Eating out is very affordable in the USA. Two of us can tuck into a good meal at lunchtime for around $20. (£11) Sunday lunch at the enigmatic seafarers resort of Beaufort, a three-egg omelette stacked with seafood and strange accompaniments of grits, biscuit [cheese scone], butter, jam, and mixed fruit - cost $9.95! The 1950’s stainless steel diners are our favourite spots for morning coffee when we can find them - great value and fascinating people-watching, just another of the many things we’re getting better at with practice. Most fast food outlets are far too complicated for the likes of us. A ‘sub’ can come on three different types of bread, in two sizes, with a combination of twenty- five fillings. Our first encounter with the complexities of coffee came early in our travels. “Two coffees, please,” I asked.
“What size?” the waitress replied.
“What would you like in it?”

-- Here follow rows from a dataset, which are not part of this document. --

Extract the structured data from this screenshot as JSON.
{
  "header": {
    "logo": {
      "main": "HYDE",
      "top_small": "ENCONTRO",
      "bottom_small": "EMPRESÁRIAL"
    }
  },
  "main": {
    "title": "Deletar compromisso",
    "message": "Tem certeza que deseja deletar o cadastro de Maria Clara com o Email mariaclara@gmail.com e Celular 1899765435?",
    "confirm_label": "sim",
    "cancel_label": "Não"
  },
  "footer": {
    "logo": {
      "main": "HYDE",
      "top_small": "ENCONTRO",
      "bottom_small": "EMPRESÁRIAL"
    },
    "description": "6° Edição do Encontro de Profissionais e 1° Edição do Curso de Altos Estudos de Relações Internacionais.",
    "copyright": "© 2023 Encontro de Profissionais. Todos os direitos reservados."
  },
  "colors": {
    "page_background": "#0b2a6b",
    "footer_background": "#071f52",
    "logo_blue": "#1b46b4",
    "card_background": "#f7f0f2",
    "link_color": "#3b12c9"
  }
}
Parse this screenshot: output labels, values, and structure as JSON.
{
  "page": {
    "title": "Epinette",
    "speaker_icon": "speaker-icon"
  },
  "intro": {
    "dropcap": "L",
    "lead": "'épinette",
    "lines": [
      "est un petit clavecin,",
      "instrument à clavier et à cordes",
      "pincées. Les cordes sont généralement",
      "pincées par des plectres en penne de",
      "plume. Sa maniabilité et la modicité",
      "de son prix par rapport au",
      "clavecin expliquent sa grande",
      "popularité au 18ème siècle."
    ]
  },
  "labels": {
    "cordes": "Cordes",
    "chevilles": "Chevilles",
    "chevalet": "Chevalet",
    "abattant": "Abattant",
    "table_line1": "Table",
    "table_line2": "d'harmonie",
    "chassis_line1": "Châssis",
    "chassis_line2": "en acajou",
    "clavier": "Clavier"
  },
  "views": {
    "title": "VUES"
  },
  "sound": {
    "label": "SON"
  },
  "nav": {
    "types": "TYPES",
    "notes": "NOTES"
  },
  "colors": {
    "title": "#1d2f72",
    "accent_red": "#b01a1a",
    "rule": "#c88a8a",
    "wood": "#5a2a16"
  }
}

"Coffee?" I answered, somewhat confused.
“Cup or mug?”
“To go, or in?”
“Anything else with that?”
We’re getting the idea now, but we can’t get the hang of eating with just a fork
- held like a shovel in the right hand. What were knives invented for - and how do you eat a whoopie pie, smoothies, floats, grits, hush puppies, a loaded hoagie or succotash?
For the moment, we’re stuck in New Bern, (the birthplace of Pepsi Cola) North Carolina, awaiting the arrival of more new cables for our swish ‘two pedal flushing toilet’. Yes, it’s packed up yet again. This time we have ordered two sets of cables as insurance. It’s obviously a design fault. Though not quite life threatening, it is a bit inconvenient without it, particularly in the middle of the night when temperatures drop below freezing and the loo is a hundred yards away! The word ‘toilet’ doesn’t feature in Webster’s Dictionary for some strange reason. Toilets here are referred to as ‘Rest Rooms’ (to visit when you’re tired?), ‘Comfort Stations’ (when you need comforting?), or ‘The Bathroom’ (should you need a bath).
Halloween passed without incident on our peaceful campsite. It seems parents often accompany their kids on their ‘trick or treat’ outings, dressed up appropriately, joining in the fun and targeting the estates with the most houses! I guess it gives them all something
to look forward to and to tide them over till Thanksgiving; the third Thursday in November. The country goes to the polls tonight, in the fight - amongst other things, for control of Congress. The signs have been out in the streets for weeks as millions of dollars are thrown at electors on TV, on radio, hoardings, posters, placards and roadside signs. They’ll be voting for Sheriff, Judge, Congress, Senate, Commissioner, Clerk of Court and anything else that might spring to mind. The money machine that drives American politics is in top gear, employing surely half the nation in printing, advertising, door drops, marketing, broadcasting and statistics! That’s without the ridiculous sums thrown at lobbying. God help us if we should ever fall into line with politics on this scale. You will know the political damage before you get our next blog, but an upset is anticipated. They sure pulled a good one when they sentenced Sadam to death just two days before polling.
Y’all have a good day, now.
David and Janice. The grey-haired-nomads
There are more photos below